- It is vital to develop healthy and safe, as well as consistent, relationships with young people. “A lot of people said that their mentors weren’t always someone older than them, sometimes it was just someone you can go to and talk to,” said Bruner. “Even if that person didn’t have the answer to your question, they could help you troubleshoot it.”
- Our decision makers should represent our communities. Said Lee: “All of the people my age and younger than I who really just need a space to process growing up in this community as a person of color, even specifically as an Asian person. It’s very necessary, especially when you are impacting a lot of people who are from these diverse communities and backgrounds you need people you can trust in those higher up positions.”
- Build authentic relationships with our communities while centering the experiences of people most affected. “Our communities,” the report said, “are experts in the issues impacting us and what solutions do and don’t work.”
- Pay youth for the ideas, time, labor and leadership they contribute to an organization. “Through some of my interviews, I saw that when youth first begin to work for nonprofits, they haven’t really had a lot of work experience, or they don’t have a lot of knowledge of fair and equitable pay,” said Debebe. “So, when nonprofits take advantage of that lack of knowledge and underpay them, [youth] don’t have any knowledge of how to advocate for themselves even if they wanted to. Organizations should be open and transparent about how they pay their youth.”
The report called on mainstream institutions to use the report as a talking point to a larger organizational and systemic shift in centering work authentically within BIPOC communities, especially BIPOC youth.
It appears their messages resonated with some who attended. The youth were subsequently asked to provide consultation to organizations implementing BIPOC work, and they were asked permission to use quotes from the report in training models.
Beginning in 2022, United Way, King County’s Puget Sound Taxpayer Accountability Account (PSTAA), and the Department of Community and Human Services will implement a $100,000 per year participatory grantmaking fund led and owned by youth (Youth Council) to identify one issue area on which to focus to help close the opportunity gap.
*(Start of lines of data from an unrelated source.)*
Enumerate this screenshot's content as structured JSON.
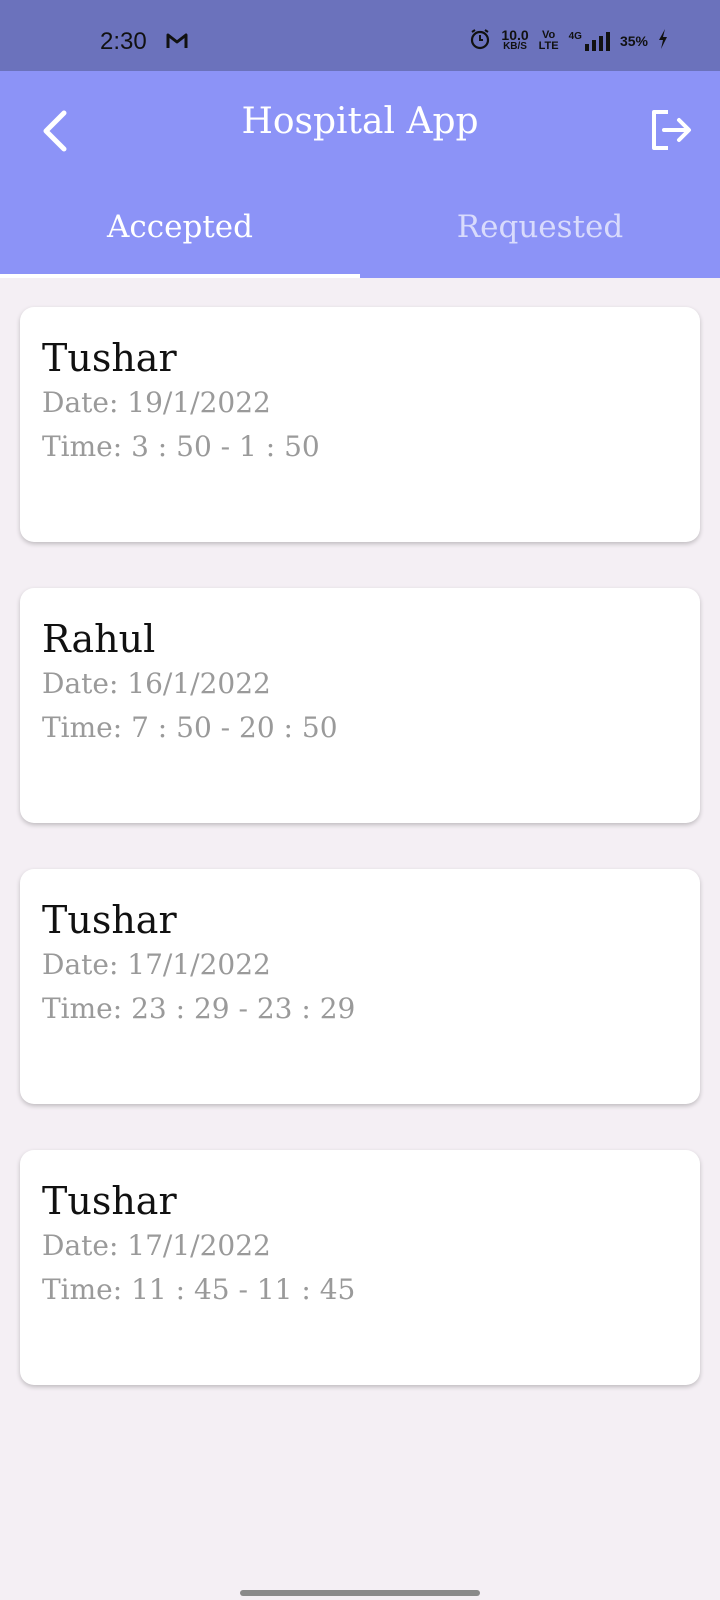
{
  "status_bar": {
    "time": "2:30",
    "speed_value": "10.0",
    "speed_unit": "KB/S",
    "volte_top": "Vo",
    "volte_bottom": "LTE",
    "network": "4G",
    "battery": "35%"
  },
  "app_bar": {
    "title": "Hospital App",
    "back_icon": "back-arrow-icon",
    "logout_icon": "logout-icon"
  },
  "tabs": [
    {
      "label": "Accepted",
      "active": true
    },
    {
      "label": "Requested",
      "active": false
    }
  ],
  "appointments": [
    {
      "name": "Tushar",
      "date": "Date: 19/1/2022",
      "time": "Time: 3 : 50 - 1 : 50"
    },
    {
      "name": "Rahul",
      "date": "Date: 16/1/2022",
      "time": "Time: 7 : 50 - 20 : 50"
    },
    {
      "name": "Tushar",
      "date": "Date: 17/1/2022",
      "time": "Time: 23 : 29 - 23 : 29"
    },
    {
      "name": "Tushar",
      "date": "Date: 17/1/2022",
      "time": "Time: 11 : 45 - 11 : 45"
    }
  ],
  "colors": {
    "status_bar": "#6b72bc",
    "app_bar": "#8c93f7",
    "background": "#f4eff4"
  }
}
This work will support the Love & Liberation program at United Way that is spearheaded by 14 BIPOC-led nonprofits doing similar work to close the educational racial opportunity gap in King County.
I keep telling folks time and time again that the most critical voices for change are young people of color.Ruel Olanday Jr., United Way co-associate director for education strategies
I keep telling folks time and time again that the most critical voices for change are young people of color,” said Ruel Olanday Jr., United Way co-associate director for education strategies. “If you needed a sign to make changes, it’s now. Now as the pandemic continues to widen the gap of racism. Now with the urgency of BIPOC young people telling you this is it. Here, here is the how!”